THERESA May’s Cabinet colleagues have been urged by Jeremy Corbyn to rebel to stop a no-deal outcome as the Labour leader accused the Prime Minister of “playing chicken” with people’s livelihoods.

And in a move that her critics believe is more proof of Mrs May “running down the clock” to Brexit day, she announced that a law allowing for 21 days of parliamentary debate following a treaty change would be disapplied to enable necessary legislation to be passed before March 29.

In a Commons statement, the PM called on MPs to "hold their nerve" and come together behind an EU withdrawal deal which would deliver Brexit on schedule in 45 days’ time.

Addressing the House a fortnight after MPs voted for her to go back to Brussels and replace the controversial Irish border backstop, Mrs May acknowledged that she would need "some time" to hold talks with the EU.

She said that a planned Commons debate on Thursday would be on an amendable motion reaffirming the House's decision on January 29 that it supported the Government's efforts to find an alternative for the backstop and recognising that talks are ongoing.

Mrs May also pledged to return to Parliament on February 26, if no deal had been secured with Brussels before that time, to report back on progress and trigger a further MPs' vote the following day.

"We now all need to hold our nerve to get the changes this House requires and deliver Brexit on time," she declared.

"By getting the changes we need to the backstop, by protecting and enhancing workers' rights and environmental protections and by enhancing the role of Parliament in the next phase of negotiations, I believe we can reach a deal that this House can support.

"We can deliver for the people and the communities that voted for change two-and-a-half years ago and whose voices for too long have not been heard; we can honour the result of the referendum.

"And we can set this country on course for the bright future that every part of this United Kingdom deserves; that is this Government's mission. We shall not stint in our efforts to fulfil it," she added.

But Mr Corbyn accused the PM of running down the clock so that MPs would be "blackmailed" by the fear of a no-deal Brexit into supporting her “deeply flawed deal".
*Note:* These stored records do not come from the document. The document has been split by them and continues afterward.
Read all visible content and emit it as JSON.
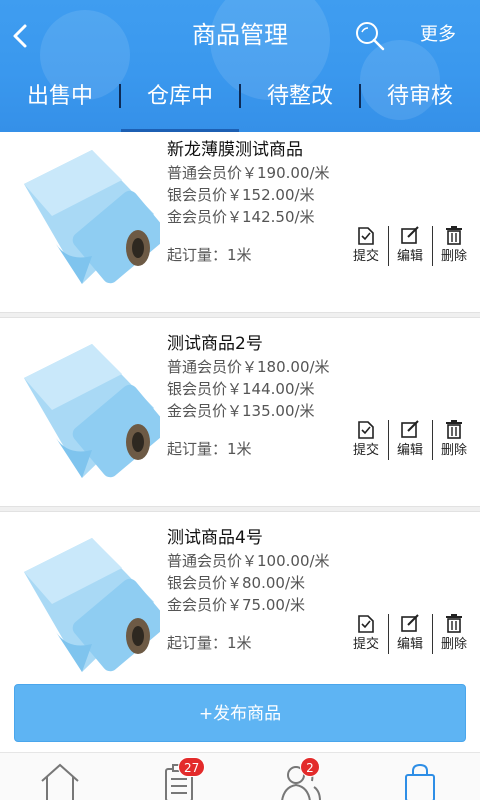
{
  "header": {
    "title": "商品管理",
    "more_label": "更多",
    "back_icon": "back-arrow-icon",
    "search_icon": "search-icon",
    "bg_color": "#3a98ee"
  },
  "tabs": [
    {
      "label": "出售中",
      "active": false
    },
    {
      "label": "仓库中",
      "active": true
    },
    {
      "label": "待整改",
      "active": false
    },
    {
      "label": "待审核",
      "active": false
    }
  ],
  "products": [
    {
      "name": "新龙薄膜测试商品",
      "price_normal": "普通会员价￥190.00/米",
      "price_silver": "银会员价￥152.00/米",
      "price_gold": "金会员价￥142.50/米",
      "moq": "起订量：1米"
    },
    {
      "name": "测试商品2号",
      "price_normal": "普通会员价￥180.00/米",
      "price_silver": "银会员价￥144.00/米",
      "price_gold": "金会员价￥135.00/米",
      "moq": "起订量：1米"
    },
    {
      "name": "测试商品4号",
      "price_normal": "普通会员价￥100.00/米",
      "price_silver": "银会员价￥80.00/米",
      "price_gold": "金会员价￥75.00/米",
      "moq": "起订量：1米"
    }
  ],
  "actions": {
    "submit": "提交",
    "edit": "编辑",
    "delete": "删除"
  },
  "publish_button": "+发布商品",
  "bottom_nav": {
    "home_icon": "home-icon",
    "orders_icon": "order-list-icon",
    "orders_badge": "27",
    "members_icon": "users-icon",
    "members_badge": "2",
    "shop_icon": "shopping-bag-icon"
  },
  "colors": {
    "accent": "#3a98ee",
    "button": "#5eb4f3",
    "badge": "#e32b2b"
  }
}
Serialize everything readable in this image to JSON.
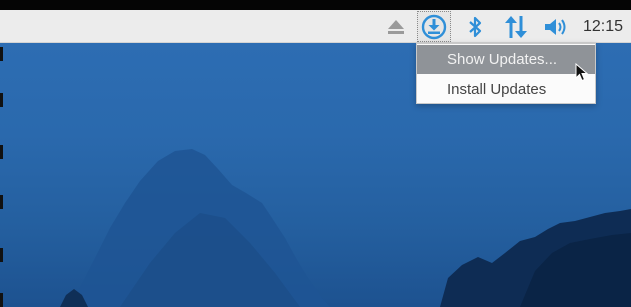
{
  "taskbar": {
    "tray_icons": [
      "eject-icon",
      "software-updates-icon",
      "bluetooth-icon",
      "network-transfer-icon",
      "volume-icon"
    ],
    "clock": "12:15"
  },
  "updates_menu": {
    "items": [
      {
        "label": "Show Updates...",
        "highlighted": true
      },
      {
        "label": "Install Updates",
        "highlighted": false
      }
    ]
  },
  "colors": {
    "taskbar_bg": "#ececec",
    "icon_blue": "#2f8fd8",
    "menu_highlight": "#8f9398",
    "desktop_bg": "#2a69ad"
  }
}
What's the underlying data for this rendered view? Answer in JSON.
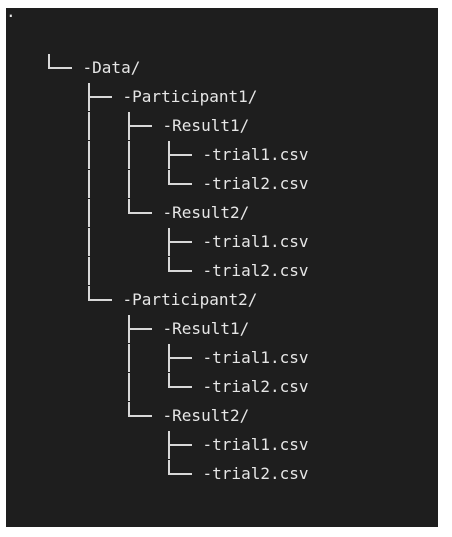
{
  "tree": {
    "root": ".",
    "nodes": [
      {
        "label": "-Data/"
      },
      {
        "label": "-Participant1/"
      },
      {
        "label": "-Result1/"
      },
      {
        "label": "-trial1.csv"
      },
      {
        "label": "-trial2.csv"
      },
      {
        "label": "-Result2/"
      },
      {
        "label": "-trial1.csv"
      },
      {
        "label": "-trial2.csv"
      },
      {
        "label": "-Participant2/"
      },
      {
        "label": "-Result1/"
      },
      {
        "label": "-trial1.csv"
      },
      {
        "label": "-trial2.csv"
      },
      {
        "label": "-Result2/"
      },
      {
        "label": "-trial1.csv"
      },
      {
        "label": "-trial2.csv"
      }
    ]
  }
}
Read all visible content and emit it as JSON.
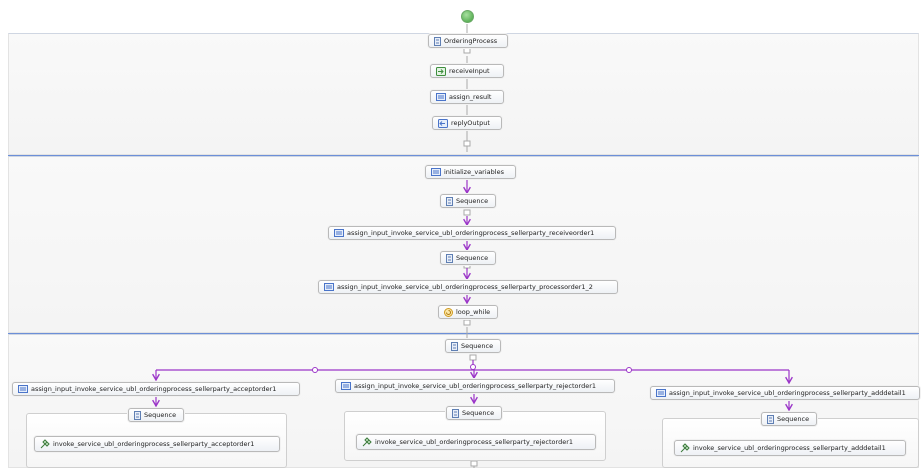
{
  "colors": {
    "flow": "#9b35c8",
    "separator": "#6c8fd8",
    "connector": "#a9a9a9",
    "start": "#5fb35a"
  },
  "diagram": {
    "ordering_process": "OrderingProcess",
    "receive_input": "receiveInput",
    "assign_result": "assign_result",
    "reply_output": "replyOutput",
    "initialize_variables": "initialize_variables",
    "sequence_1": "Sequence",
    "assign_receiveorder": "assign_input_invoke_service_ubl_orderingprocess_sellerparty_receiveorder1",
    "sequence_2": "Sequence",
    "assign_processorder": "assign_input_invoke_service_ubl_orderingprocess_sellerparty_processorder1_2",
    "loop_while": "loop_while",
    "sequence_3": "Sequence",
    "branches": [
      {
        "assign": "assign_input_invoke_service_ubl_orderingprocess_sellerparty_acceptorder1",
        "sequence": "Sequence",
        "invoke": "invoke_service_ubl_orderingprocess_sellerparty_acceptorder1"
      },
      {
        "assign": "assign_input_invoke_service_ubl_orderingprocess_sellerparty_rejectorder1",
        "sequence": "Sequence",
        "invoke": "invoke_service_ubl_orderingprocess_sellerparty_rejectorder1"
      },
      {
        "assign": "assign_input_invoke_service_ubl_orderingprocess_sellerparty_adddetail1",
        "sequence": "Sequence",
        "invoke": "invoke_service_ubl_orderingprocess_sellerparty_adddetail1"
      }
    ]
  },
  "icons": {
    "sequence": "sequence-icon",
    "receive": "receive-icon",
    "assign": "assign-icon",
    "reply": "reply-icon",
    "loop": "loop-icon",
    "invoke": "invoke-icon",
    "start": "start-event-icon"
  }
}
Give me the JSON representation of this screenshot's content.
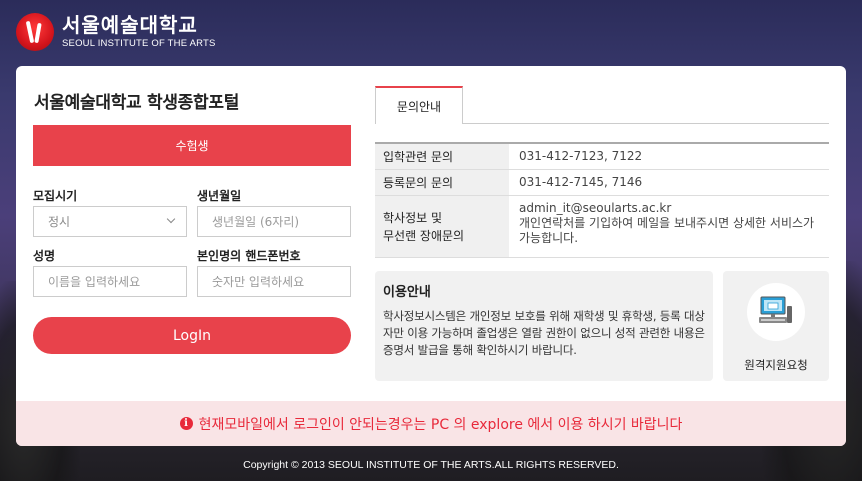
{
  "logo": {
    "name_ko": "서울예술대학교",
    "name_en": "SEOUL INSTITUTE OF THE ARTS"
  },
  "login": {
    "portal_title": "서울예술대학교 학생종합포털",
    "tab_label": "수험생",
    "recruit_label": "모집시기",
    "recruit_value": "정시",
    "birth_label": "생년월일",
    "birth_placeholder": "생년월일 (6자리)",
    "name_label": "성명",
    "name_placeholder": "이름을 입력하세요",
    "phone_label": "본인명의 핸드폰번호",
    "phone_placeholder": "숫자만 입력하세요",
    "login_button": "LogIn"
  },
  "inquiry": {
    "tab_label": "문의안내",
    "rows": [
      {
        "head": "입학관련 문의",
        "value": "031-412-7123, 7122"
      },
      {
        "head": "등록문의 문의",
        "value": "031-412-7145, 7146"
      },
      {
        "head": "학사정보 및\n무선랜 장애문의",
        "value_line1": "admin_it@seoularts.ac.kr",
        "value_line2": "개인연락처를 기입하여 메일을 보내주시면 상세한 서비스가 가능합니다."
      }
    ]
  },
  "usage": {
    "title": "이용안내",
    "text": "학사정보시스템은 개인정보 보호를 위해 재학생 및 휴학생, 등록 대상자만 이용 가능하며 졸업생은 열람 권한이 없으니 성적 관련한 내용은 증명서 발급을 통해 확인하시기 바랍니다."
  },
  "remote": {
    "label": "원격지원요청",
    "icon": "computer-support-icon"
  },
  "notice": {
    "icon": "info-icon",
    "text": "현재모바일에서 로그인이 안되는경우는 PC 의 explore 에서 이용 하시기 바랍니다"
  },
  "footer": {
    "copyright": "Copyright © 2013 SEOUL INSTITUTE OF THE ARTS.ALL RIGHTS RESERVED."
  },
  "colors": {
    "accent": "#e8424b",
    "notice_text": "#e8293a"
  }
}
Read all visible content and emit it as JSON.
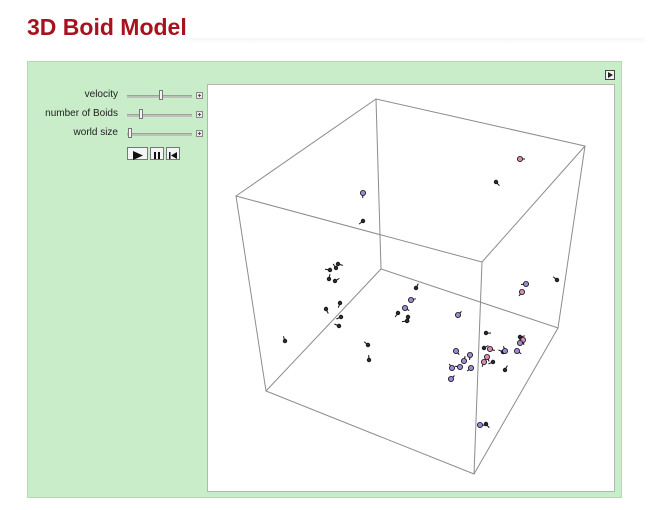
{
  "page": {
    "title": "3D Boid Model"
  },
  "controls": {
    "sliders": [
      {
        "label": "velocity",
        "value_fraction": 0.5
      },
      {
        "label": "number of Boids",
        "value_fraction": 0.18
      },
      {
        "label": "world size",
        "value_fraction": 0.0
      }
    ],
    "playback": {
      "play": "play-icon",
      "pause": "pause-icon",
      "reset": "step-back-icon"
    }
  },
  "colors": {
    "title": "#a6131f",
    "panel_background": "#c9ecc9",
    "boid_fill": "#9f86d6",
    "boid_fill_alt": "#d98ab8",
    "boid_fill_dark": "#2b2b3c"
  }
}
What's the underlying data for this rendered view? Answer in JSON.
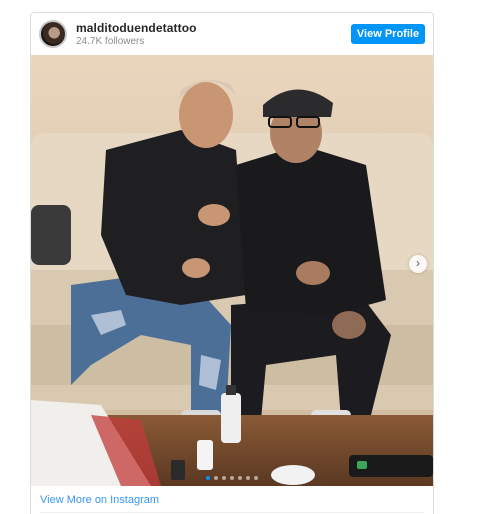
{
  "profile": {
    "username": "malditoduendetattoo",
    "followers": "24.7K followers",
    "view_profile_label": "View Profile"
  },
  "carousel": {
    "slide_count": 7,
    "active_index": 0
  },
  "footer": {
    "view_more_label": "View More on Instagram"
  },
  "colors": {
    "accent": "#0095f6",
    "link": "#3897f0"
  },
  "icons": {
    "next": "chevron-right-icon"
  }
}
"This is an irresponsible act," declared the Labour leader. "She is playing for time and playing with people's jobs, our economic security and the future of our industry."

Mr Corbyn accused Mrs May of refusing to listen to his alternative deal, involving permanent customs union membership, a close alignment with the single market and matching EU workplace and environmental protections.

By Thursday, Labour is expected to table an amendment to try to force the PM to hold a second “meaningful vote” on her Plan B this month. It is not expected to succeed without Conservative help.

Already, some Cabinet ministers have expressed serious unease about the prospect of a no-deal outcome and have even hinted at resignation.

The Leader of the Opposition made a direct appeal to them as they sat on the Government frontbench. He said: “No minister, serious about protecting jobs in this country, would allow a prime minister to deliberately run down the clock and play chicken with people's livelihoods. To stand by and do nothing would be a complete dereliction of duty."

He added: "Now is not the time to stand idly by, now is the time to stand up and do the right thing: to rule out no-deal and back Labour's alternative plan."

In a new development, Mrs May informed MPs that the Government would move to disapply a provision in the 2010 Constitutional Reform and Governance Act, which stipulates there has to be 21 days between a treaty being signed and it coming into force to enable Parliament to debate it.

In response to a point raised by the leading Conservative Remainer Dominic Grieve - who warned time was so short that even if she got her deal through the PM would have to extend the Article 50 process - Mrs May explained that the 21 days stipulation was important to enable MPs to debate details they had not done so before but noted in the case of Brexit they already would have.

“While we will follow normal procedure if we can, where there is insufficient time remaining following a successful meaningful vote, we will make provision in the Withdrawal Agreement Bill – with Parliament’s consent – to ensure we are able to ratify on time to guarantee our exit in an orderly way.”

Labour’s Luciana Berger, noting how the PM did “not intend to honour” the 21 days’ stipulation, said any newly agreed agreement would deal with thorny issues such as the divorce bill, EU citizens’ rights and supremacy of EU law during the transition period.

“How on earth does the PM expect members on all sides of this House to consent to that legislation without seeing a draft at this moment in time? Will she not acknowledge there is no chance that she is going to pass that legislation in 45 days’ time?”

The Liverpool MP added: “On that basis, will she commit to extending Article 50 so that this country does not crash out with no-deal, threatening jobs up and down this country?”

Mrs May repeated the 21 days’ hiatus was there because MPs would not normally have seen the details of a proposed treaty but in this case they had already done so.

“We are looking for changes in the agreement but the vast majority of it would not be changed in the discussions we are having with the EU and the House has already been able to look at that as part of the meaningful vote.

“I’m sure when a meaningful vote has been agreed in this House, then every member would want to ensure they are able to operate on a timetable that enables us to leave at the end of the two-year period agreed by this House when we triggered Article 50,” she added.